Data extract |
++++++++++

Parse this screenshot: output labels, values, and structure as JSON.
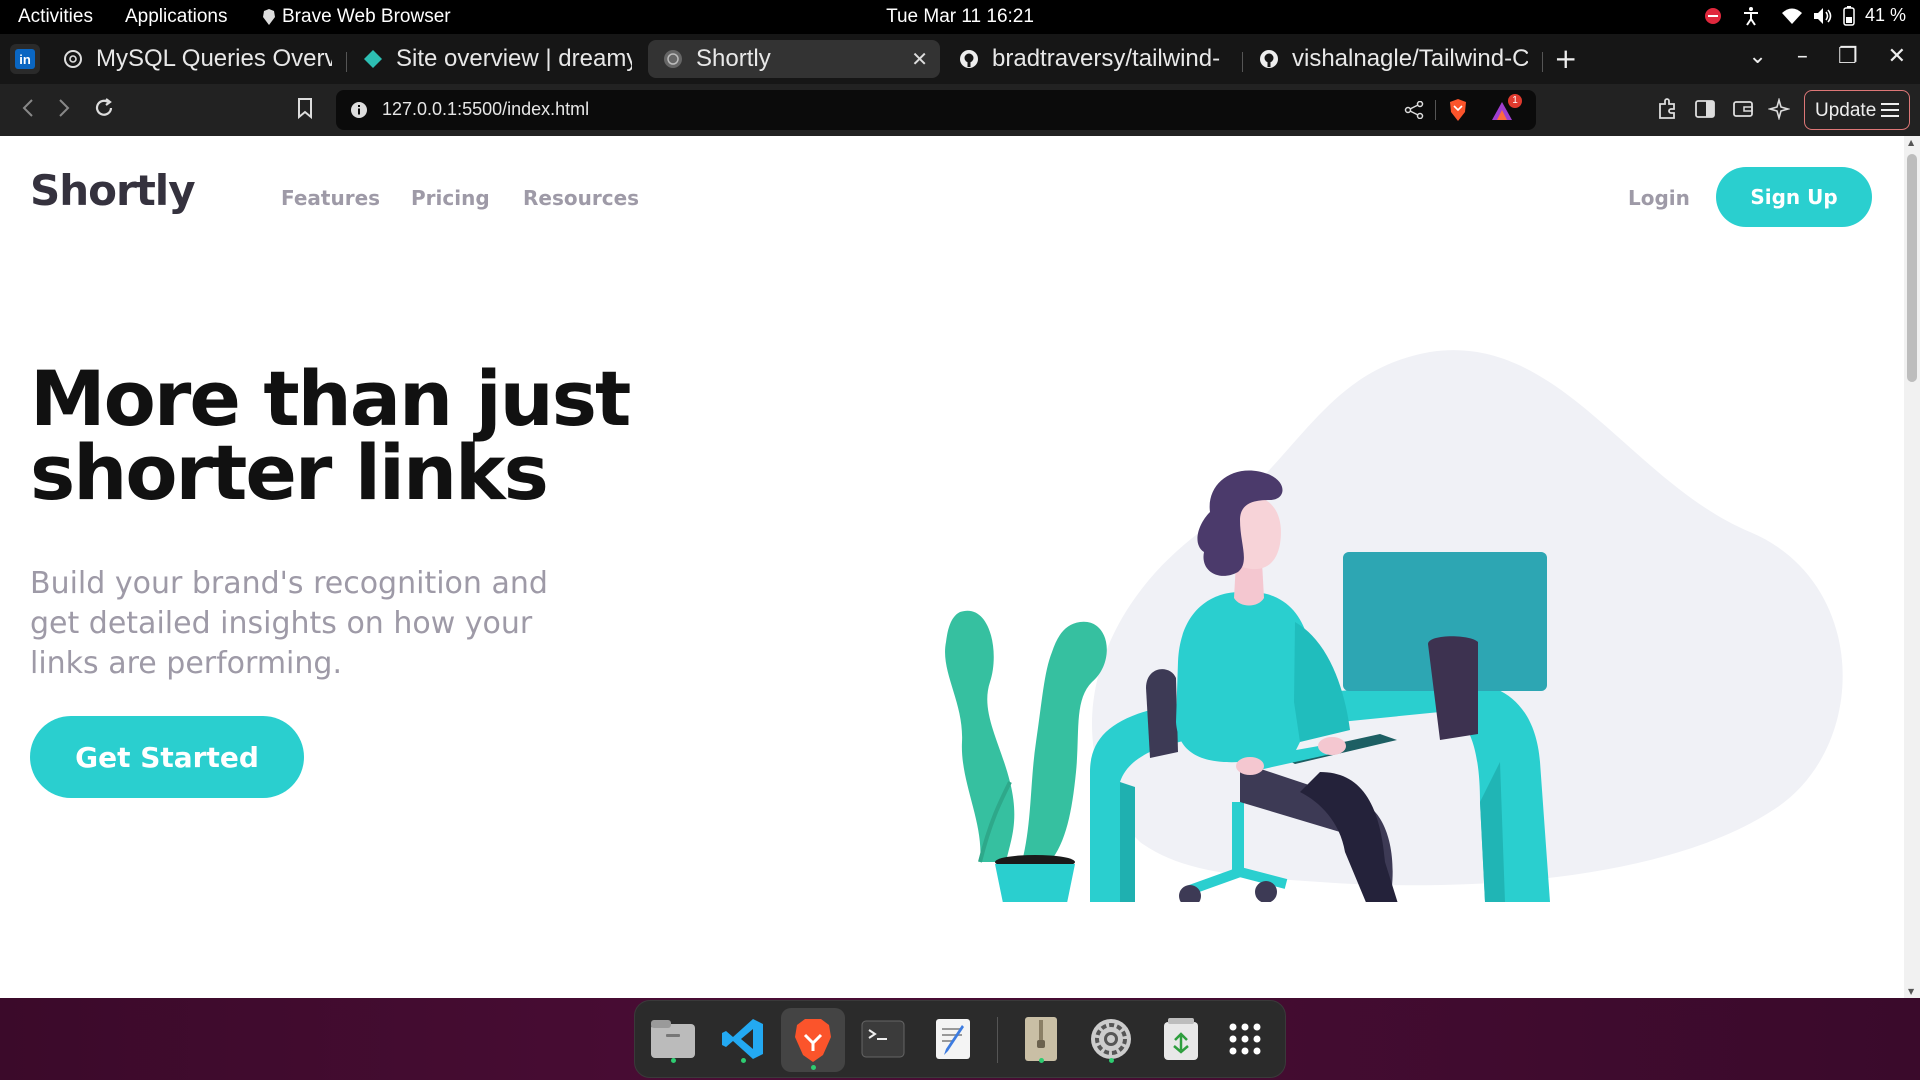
{
  "system_bar": {
    "activities": "Activities",
    "applications": "Applications",
    "active_app": "Brave Web Browser",
    "clock": "Tue Mar 11  16:21",
    "battery": "41 %"
  },
  "browser": {
    "tabs": [
      {
        "title": "MySQL Queries Overv",
        "icon": "chatgpt-icon"
      },
      {
        "title": "Site overview | dreamy",
        "icon": "netlify-icon"
      },
      {
        "title": "Shortly",
        "icon": "globe-icon",
        "active": true
      },
      {
        "title": "bradtraversy/tailwind-",
        "icon": "github-icon"
      },
      {
        "title": "vishalnagle/Tailwind-C",
        "icon": "github-icon"
      }
    ],
    "url": "127.0.0.1:5500/index.html",
    "update_label": "Update",
    "shields_count": "1"
  },
  "page": {
    "logo": "Shortly",
    "nav": {
      "features": "Features",
      "pricing": "Pricing",
      "resources": "Resources"
    },
    "login": "Login",
    "signup": "Sign Up",
    "hero_title_line1": "More than just",
    "hero_title_line2": "shorter links",
    "hero_subtitle": "Build your brand's recognition and get detailed insights on how your links are performing.",
    "cta": "Get Started"
  },
  "dock": {
    "apps": [
      "files-icon",
      "vscode-icon",
      "brave-icon",
      "terminal-icon",
      "text-editor-icon",
      "archive-icon",
      "settings-icon",
      "trash-icon",
      "app-grid-icon"
    ]
  },
  "colors": {
    "accent": "#2acfcf",
    "dark_text": "#35323e",
    "gray_text": "#9e9aa7"
  }
}
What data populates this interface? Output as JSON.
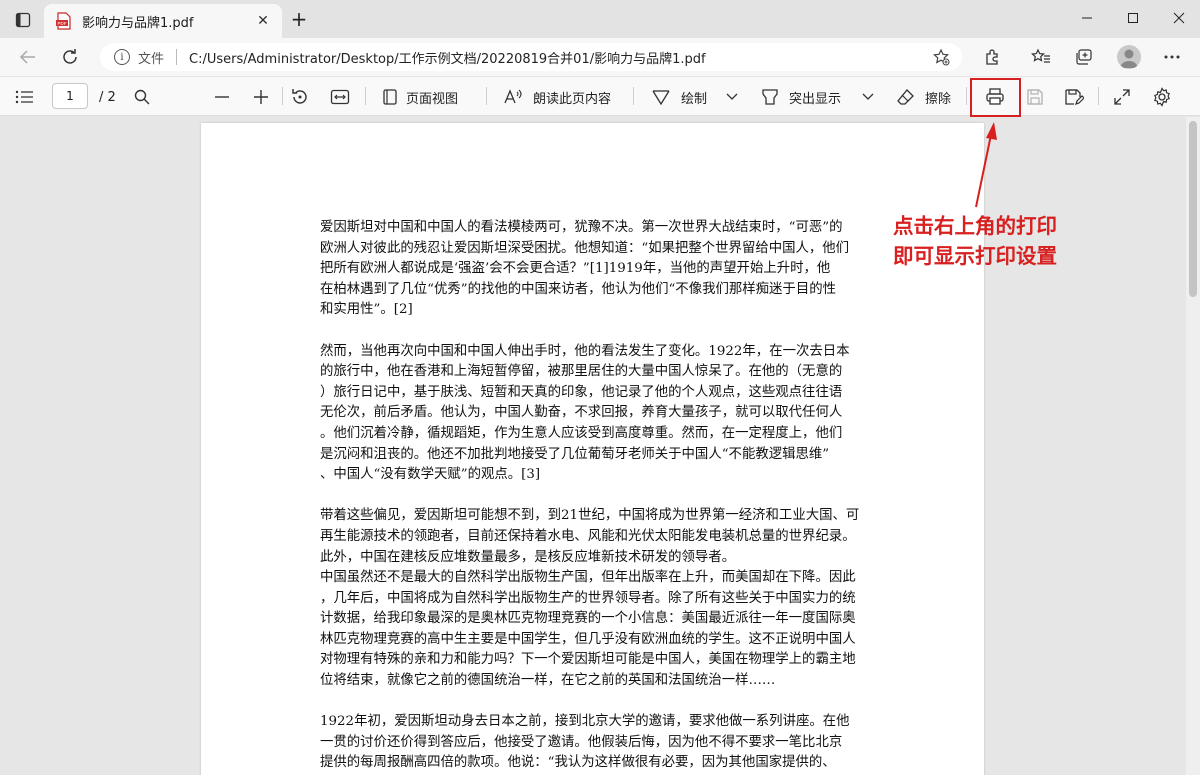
{
  "browser": {
    "tab": {
      "title": "影响力与品牌1.pdf"
    },
    "address": {
      "scheme_label": "文件",
      "url": "C:/Users/Administrator/Desktop/工作示例文档/20220819合并01/影响力与品牌1.pdf"
    }
  },
  "pdf_toolbar": {
    "page_current": "1",
    "page_total": "/ 2",
    "page_view_label": "页面视图",
    "read_aloud_label": "朗读此页内容",
    "draw_label": "绘制",
    "highlight_label": "突出显示",
    "erase_label": "擦除"
  },
  "document": {
    "paragraphs": [
      {
        "lines": [
          "爱因斯坦对中国和中国人的看法模棱两可，犹豫不决。第一次世界大战结束时，“可恶”的",
          "欧洲人对彼此的残忍让爱因斯坦深受困扰。他想知道：“如果把整个世界留给中国人，他们",
          "把所有欧洲人都说成是‘强盗’会不会更合适？”[1]1919年，当他的声望开始上升时，他",
          "在柏林遇到了几位“优秀”的找他的中国来访者，他认为他们“不像我们那样痴迷于目的性",
          "和实用性”。[2]"
        ]
      },
      {
        "lines": [
          "然而，当他再次向中国和中国人伸出手时，他的看法发生了变化。1922年，在一次去日本",
          "的旅行中，他在香港和上海短暂停留，被那里居住的大量中国人惊呆了。在他的（无意的",
          "）旅行日记中，基于肤浅、短暂和天真的印象，他记录了他的个人观点，这些观点往往语",
          "无伦次，前后矛盾。他认为，中国人勤奋，不求回报，养育大量孩子，就可以取代任何人",
          "。他们沉着冷静，循规蹈矩，作为生意人应该受到高度尊重。然而，在一定程度上，他们",
          "是沉闷和沮丧的。他还不加批判地接受了几位葡萄牙老师关于中国人“不能教逻辑思维”",
          "、中国人“没有数学天赋”的观点。[3]"
        ]
      },
      {
        "lines": [
          "带着这些偏见，爱因斯坦可能想不到，到21世纪，中国将成为世界第一经济和工业大国、可",
          "再生能源技术的领跑者，目前还保持着水电、风能和光伏太阳能发电装机总量的世界纪录。",
          "此外，中国在建核反应堆数量最多，是核反应堆新技术研发的领导者。",
          "中国虽然还不是最大的自然科学出版物生产国，但年出版率在上升，而美国却在下降。因此",
          "，几年后，中国将成为自然科学出版物生产的世界领导者。除了所有这些关于中国实力的统",
          "计数据，给我印象最深的是奥林匹克物理竞赛的一个小信息：美国最近派往一年一度国际奥",
          "林匹克物理竞赛的高中生主要是中国学生，但几乎没有欧洲血统的学生。这不正说明中国人",
          "对物理有特殊的亲和力和能力吗？下一个爱因斯坦可能是中国人，美国在物理学上的霸主地",
          "位将结束，就像它之前的德国统治一样，在它之前的英国和法国统治一样……"
        ]
      },
      {
        "lines": [
          "1922年初，爱因斯坦动身去日本之前，接到北京大学的邀请，要求他做一系列讲座。在他",
          "一贯的讨价还价得到答应后，他接受了邀请。他假装后悔，因为他不得不要求一笔比北京",
          "提供的每周报酬高四倍的款项。他说：“我认为这样做很有必要，因为其他国家提供的、"
        ]
      }
    ]
  },
  "annotation": {
    "lines": [
      "点击右上角的打印",
      "即可显示打印设置"
    ],
    "color": "#d82020"
  }
}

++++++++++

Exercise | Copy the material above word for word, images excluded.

The answer |
Parse this screenshot: output labels, values, and structure as JSON.
{
  "system_bar": {
    "activities": "Activities",
    "applications": "Applications",
    "active_app": "Brave Web Browser",
    "clock": "Tue Mar 11  16:21",
    "battery": "41 %"
  },
  "browser": {
    "tabs": [
      {
        "title": "MySQL Queries Overv",
        "icon": "chatgpt-icon"
      },
      {
        "title": "Site overview | dreamy",
        "icon": "netlify-icon"
      },
      {
        "title": "Shortly",
        "icon": "globe-icon",
        "active": true
      },
      {
        "title": "bradtraversy/tailwind-",
        "icon": "github-icon"
      },
      {
        "title": "vishalnagle/Tailwind-C",
        "icon": "github-icon"
      }
    ],
    "url": "127.0.0.1:5500/index.html",
    "update_label": "Update",
    "shields_count": "1"
  },
  "page": {
    "logo": "Shortly",
    "nav": {
      "features": "Features",
      "pricing": "Pricing",
      "resources": "Resources"
    },
    "login": "Login",
    "signup": "Sign Up",
    "hero_title_line1": "More than just",
    "hero_title_line2": "shorter links",
    "hero_subtitle": "Build your brand's recognition and get detailed insights on how your links are performing.",
    "cta": "Get Started"
  },
  "dock": {
    "apps": [
      "files-icon",
      "vscode-icon",
      "brave-icon",
      "terminal-icon",
      "text-editor-icon",
      "archive-icon",
      "settings-icon",
      "trash-icon",
      "app-grid-icon"
    ]
  },
  "colors": {
    "accent": "#2acfcf",
    "dark_text": "#35323e",
    "gray_text": "#9e9aa7"
  }
}
What data populates this interface? Output as JSON.
{
  "browser": {
    "tab": {
      "title": "影响力与品牌1.pdf"
    },
    "address": {
      "scheme_label": "文件",
      "url": "C:/Users/Administrator/Desktop/工作示例文档/20220819合并01/影响力与品牌1.pdf"
    }
  },
  "pdf_toolbar": {
    "page_current": "1",
    "page_total": "/ 2",
    "page_view_label": "页面视图",
    "read_aloud_label": "朗读此页内容",
    "draw_label": "绘制",
    "highlight_label": "突出显示",
    "erase_label": "擦除"
  },
  "document": {
    "paragraphs": [
      {
        "lines": [
          "爱因斯坦对中国和中国人的看法模棱两可，犹豫不决。第一次世界大战结束时，“可恶”的",
          "欧洲人对彼此的残忍让爱因斯坦深受困扰。他想知道：“如果把整个世界留给中国人，他们",
          "把所有欧洲人都说成是‘强盗’会不会更合适？”[1]1919年，当他的声望开始上升时，他",
          "在柏林遇到了几位“优秀”的找他的中国来访者，他认为他们“不像我们那样痴迷于目的性",
          "和实用性”。[2]"
        ]
      },
      {
        "lines": [
          "然而，当他再次向中国和中国人伸出手时，他的看法发生了变化。1922年，在一次去日本",
          "的旅行中，他在香港和上海短暂停留，被那里居住的大量中国人惊呆了。在他的（无意的",
          "）旅行日记中，基于肤浅、短暂和天真的印象，他记录了他的个人观点，这些观点往往语",
          "无伦次，前后矛盾。他认为，中国人勤奋，不求回报，养育大量孩子，就可以取代任何人",
          "。他们沉着冷静，循规蹈矩，作为生意人应该受到高度尊重。然而，在一定程度上，他们",
          "是沉闷和沮丧的。他还不加批判地接受了几位葡萄牙老师关于中国人“不能教逻辑思维”",
          "、中国人“没有数学天赋”的观点。[3]"
        ]
      },
      {
        "lines": [
          "带着这些偏见，爱因斯坦可能想不到，到21世纪，中国将成为世界第一经济和工业大国、可",
          "再生能源技术的领跑者，目前还保持着水电、风能和光伏太阳能发电装机总量的世界纪录。",
          "此外，中国在建核反应堆数量最多，是核反应堆新技术研发的领导者。",
          "中国虽然还不是最大的自然科学出版物生产国，但年出版率在上升，而美国却在下降。因此",
          "，几年后，中国将成为自然科学出版物生产的世界领导者。除了所有这些关于中国实力的统",
          "计数据，给我印象最深的是奥林匹克物理竞赛的一个小信息：美国最近派往一年一度国际奥",
          "林匹克物理竞赛的高中生主要是中国学生，但几乎没有欧洲血统的学生。这不正说明中国人",
          "对物理有特殊的亲和力和能力吗？下一个爱因斯坦可能是中国人，美国在物理学上的霸主地",
          "位将结束，就像它之前的德国统治一样，在它之前的英国和法国统治一样……"
        ]
      },
      {
        "lines": [
          "1922年初，爱因斯坦动身去日本之前，接到北京大学的邀请，要求他做一系列讲座。在他",
          "一贯的讨价还价得到答应后，他接受了邀请。他假装后悔，因为他不得不要求一笔比北京",
          "提供的每周报酬高四倍的款项。他说：“我认为这样做很有必要，因为其他国家提供的、"
        ]
      }
    ]
  },
  "annotation": {
    "lines": [
      "点击右上角的打印",
      "即可显示打印设置"
    ],
    "color": "#d82020"
  }
}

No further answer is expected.